[Records drawn from a dataset]
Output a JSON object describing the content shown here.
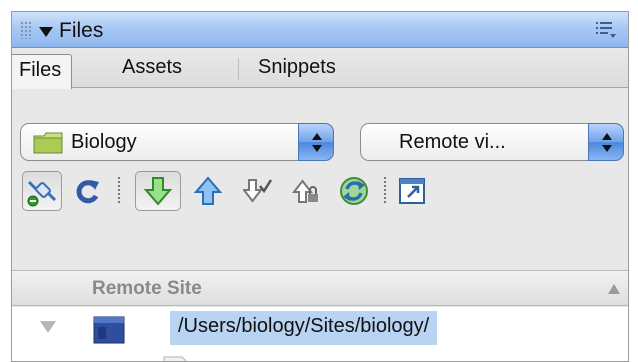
{
  "panel": {
    "title": "Files",
    "tabs": [
      "Files",
      "Assets",
      "Snippets"
    ],
    "active_tab": "Files"
  },
  "site_select": {
    "value": "Biology"
  },
  "view_select": {
    "value": "Remote vi..."
  },
  "toolbar": {
    "icons": [
      "connect-icon",
      "refresh-icon",
      "get-files-icon",
      "put-files-icon",
      "check-out-icon",
      "check-in-icon",
      "synchronize-icon",
      "expand-icon"
    ],
    "pressed": "get-files-icon"
  },
  "column": {
    "header": "Remote Site"
  },
  "files": [
    {
      "label": "/Users/biology/Sites/biology/",
      "selected": true
    }
  ],
  "colors": {
    "title_bar": "#a9c9f3",
    "selection": "#b9d3f2",
    "stepper": "#6fa1ea"
  }
}
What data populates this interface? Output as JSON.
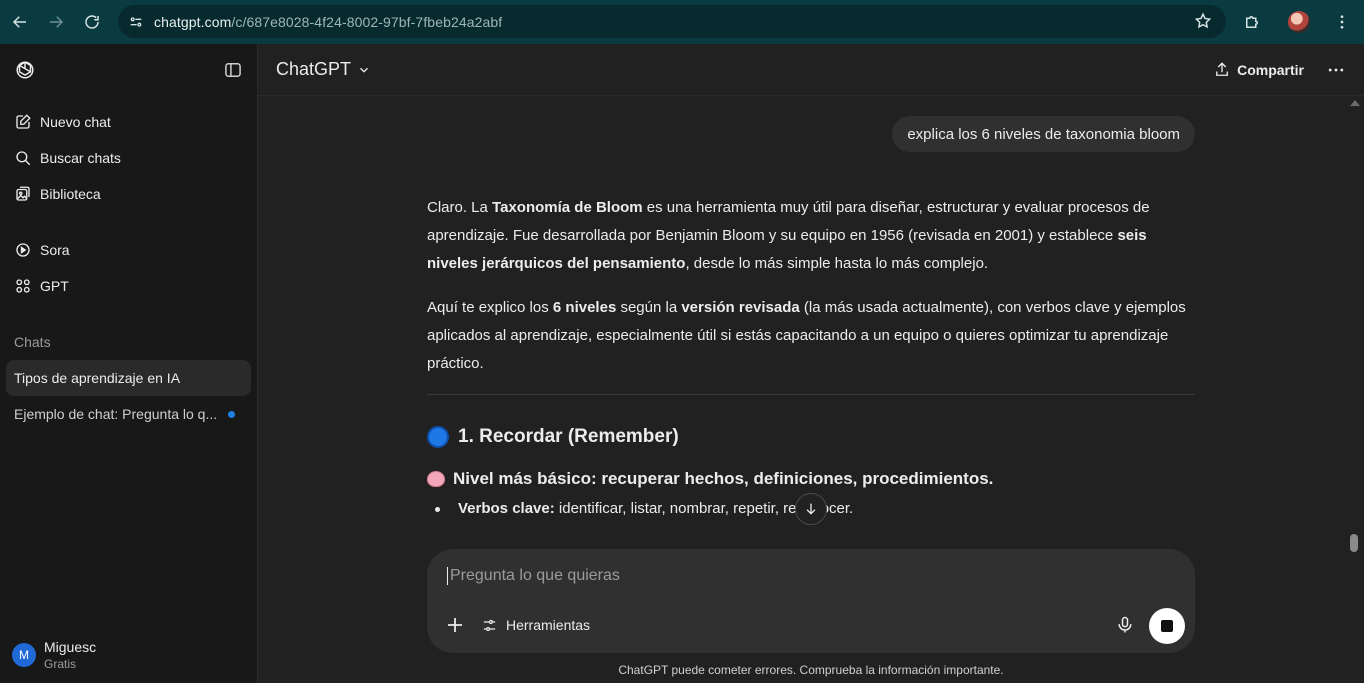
{
  "browser": {
    "url_domain": "chatgpt.com",
    "url_path": "/c/687e8028-4f24-8002-97bf-7fbeb24a2abf"
  },
  "sidebar": {
    "items": [
      {
        "label": "Nuevo chat",
        "icon": "edit-icon"
      },
      {
        "label": "Buscar chats",
        "icon": "search-icon"
      },
      {
        "label": "Biblioteca",
        "icon": "library-icon"
      },
      {
        "label": "Sora",
        "icon": "sora-icon"
      },
      {
        "label": "GPT",
        "icon": "grid-icon"
      }
    ],
    "section_label": "Chats",
    "chats": [
      {
        "title": "Tipos de aprendizaje en IA"
      },
      {
        "title": "Ejemplo de chat: Pregunta lo q..."
      }
    ],
    "user": {
      "initial": "M",
      "name": "Miguesc",
      "plan": "Gratis"
    }
  },
  "header": {
    "title": "ChatGPT",
    "share_label": "Compartir"
  },
  "conversation": {
    "user_message": "explica los 6 niveles de taxonomia bloom",
    "p1": [
      "Claro. La ",
      "Taxonomía de Bloom",
      " es una herramienta muy útil para diseñar, estructurar y evaluar procesos de aprendizaje. Fue desarrollada por Benjamin Bloom y su equipo en 1956 (revisada en 2001) y establece ",
      "seis niveles jerárquicos del pensamiento",
      ", desde lo más simple hasta lo más complejo."
    ],
    "p2": [
      "Aquí te explico los ",
      "6 niveles",
      " según la ",
      "versión revisada",
      " (la más usada actualmente), con verbos clave y ejemplos aplicados al aprendizaje, especialmente útil si estás capacitando a un equipo o quieres optimizar tu aprendizaje práctico."
    ],
    "level1_heading": "1. Recordar (Remember)",
    "level1_sub": "Nivel más básico: recuperar hechos, definiciones, procedimientos.",
    "bullet1_label": "Verbos clave:",
    "bullet1_text": " identificar, listar, nombrar, repetir, reconocer."
  },
  "composer": {
    "placeholder": "Pregunta lo que quieras",
    "tools_label": "Herramientas"
  },
  "footer_note": "ChatGPT puede cometer errores. Comprueba la información importante."
}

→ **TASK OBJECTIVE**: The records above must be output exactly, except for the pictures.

→ **TASK SOLUTION**:
Output a JSON object describing the content shown here.
{
  "panel": {
    "title": "Files",
    "tabs": [
      "Files",
      "Assets",
      "Snippets"
    ],
    "active_tab": "Files"
  },
  "site_select": {
    "value": "Biology"
  },
  "view_select": {
    "value": "Remote vi..."
  },
  "toolbar": {
    "icons": [
      "connect-icon",
      "refresh-icon",
      "get-files-icon",
      "put-files-icon",
      "check-out-icon",
      "check-in-icon",
      "synchronize-icon",
      "expand-icon"
    ],
    "pressed": "get-files-icon"
  },
  "column": {
    "header": "Remote Site"
  },
  "files": [
    {
      "label": "/Users/biology/Sites/biology/",
      "selected": true
    }
  ],
  "colors": {
    "title_bar": "#a9c9f3",
    "selection": "#b9d3f2",
    "stepper": "#6fa1ea"
  }
}
What data populates this interface? Output as JSON.
{
  "browser": {
    "url_domain": "chatgpt.com",
    "url_path": "/c/687e8028-4f24-8002-97bf-7fbeb24a2abf"
  },
  "sidebar": {
    "items": [
      {
        "label": "Nuevo chat",
        "icon": "edit-icon"
      },
      {
        "label": "Buscar chats",
        "icon": "search-icon"
      },
      {
        "label": "Biblioteca",
        "icon": "library-icon"
      },
      {
        "label": "Sora",
        "icon": "sora-icon"
      },
      {
        "label": "GPT",
        "icon": "grid-icon"
      }
    ],
    "section_label": "Chats",
    "chats": [
      {
        "title": "Tipos de aprendizaje en IA"
      },
      {
        "title": "Ejemplo de chat: Pregunta lo q..."
      }
    ],
    "user": {
      "initial": "M",
      "name": "Miguesc",
      "plan": "Gratis"
    }
  },
  "header": {
    "title": "ChatGPT",
    "share_label": "Compartir"
  },
  "conversation": {
    "user_message": "explica los 6 niveles de taxonomia bloom",
    "p1": [
      "Claro. La ",
      "Taxonomía de Bloom",
      " es una herramienta muy útil para diseñar, estructurar y evaluar procesos de aprendizaje. Fue desarrollada por Benjamin Bloom y su equipo en 1956 (revisada en 2001) y establece ",
      "seis niveles jerárquicos del pensamiento",
      ", desde lo más simple hasta lo más complejo."
    ],
    "p2": [
      "Aquí te explico los ",
      "6 niveles",
      " según la ",
      "versión revisada",
      " (la más usada actualmente), con verbos clave y ejemplos aplicados al aprendizaje, especialmente útil si estás capacitando a un equipo o quieres optimizar tu aprendizaje práctico."
    ],
    "level1_heading": "1. Recordar (Remember)",
    "level1_sub": "Nivel más básico: recuperar hechos, definiciones, procedimientos.",
    "bullet1_label": "Verbos clave:",
    "bullet1_text": " identificar, listar, nombrar, repetir, reconocer."
  },
  "composer": {
    "placeholder": "Pregunta lo que quieras",
    "tools_label": "Herramientas"
  },
  "footer_note": "ChatGPT puede cometer errores. Comprueba la información importante."
}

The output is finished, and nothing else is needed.